What to work on
Read the material below. Count the lines containing "Erase" and give that count alone.

Exercise input
..........

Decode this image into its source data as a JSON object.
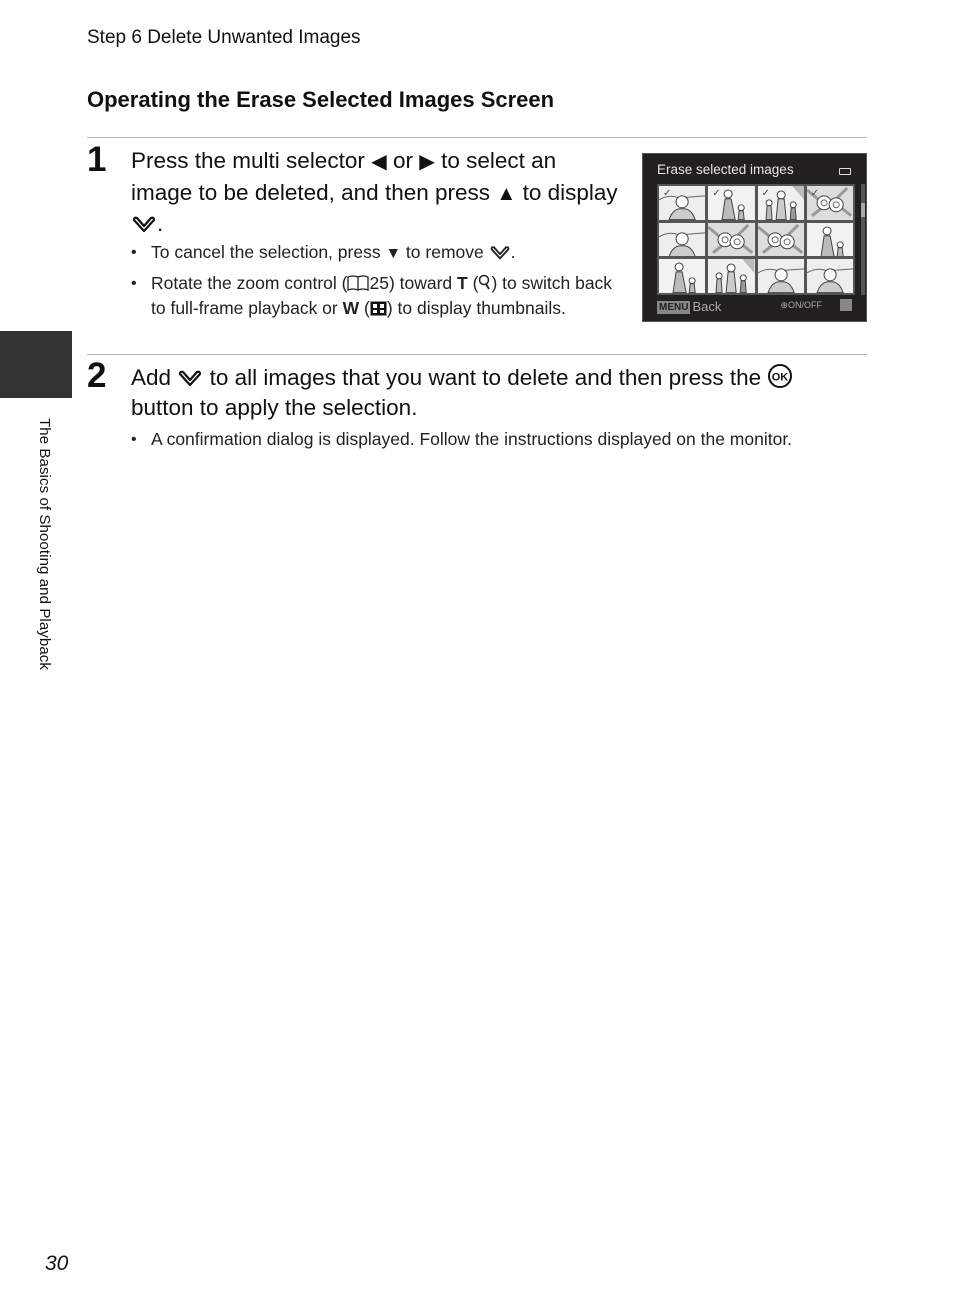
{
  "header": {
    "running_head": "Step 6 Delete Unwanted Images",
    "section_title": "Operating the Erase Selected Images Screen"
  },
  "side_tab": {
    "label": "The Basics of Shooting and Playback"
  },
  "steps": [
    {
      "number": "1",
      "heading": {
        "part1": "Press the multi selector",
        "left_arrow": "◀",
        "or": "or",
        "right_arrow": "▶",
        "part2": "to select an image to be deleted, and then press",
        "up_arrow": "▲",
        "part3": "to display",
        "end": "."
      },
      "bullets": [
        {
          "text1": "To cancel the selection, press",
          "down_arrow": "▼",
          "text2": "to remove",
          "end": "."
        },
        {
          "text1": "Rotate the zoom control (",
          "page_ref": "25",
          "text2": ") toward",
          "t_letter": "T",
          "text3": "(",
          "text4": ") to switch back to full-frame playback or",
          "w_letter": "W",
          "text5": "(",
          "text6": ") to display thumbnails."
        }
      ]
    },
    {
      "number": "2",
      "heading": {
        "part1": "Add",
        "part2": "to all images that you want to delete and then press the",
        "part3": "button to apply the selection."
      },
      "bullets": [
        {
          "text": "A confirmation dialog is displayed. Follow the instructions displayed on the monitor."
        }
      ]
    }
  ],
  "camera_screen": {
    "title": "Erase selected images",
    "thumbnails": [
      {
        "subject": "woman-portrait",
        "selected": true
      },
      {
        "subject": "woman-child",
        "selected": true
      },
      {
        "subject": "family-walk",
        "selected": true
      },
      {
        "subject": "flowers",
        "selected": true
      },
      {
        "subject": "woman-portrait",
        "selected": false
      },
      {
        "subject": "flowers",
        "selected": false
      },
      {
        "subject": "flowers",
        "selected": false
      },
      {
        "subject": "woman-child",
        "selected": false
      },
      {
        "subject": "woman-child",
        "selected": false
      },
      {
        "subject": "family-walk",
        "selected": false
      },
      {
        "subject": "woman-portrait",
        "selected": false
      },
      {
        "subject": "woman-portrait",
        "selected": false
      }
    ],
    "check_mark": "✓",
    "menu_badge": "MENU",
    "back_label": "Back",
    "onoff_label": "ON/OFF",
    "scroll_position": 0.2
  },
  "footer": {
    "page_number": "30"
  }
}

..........

Answer to this task
2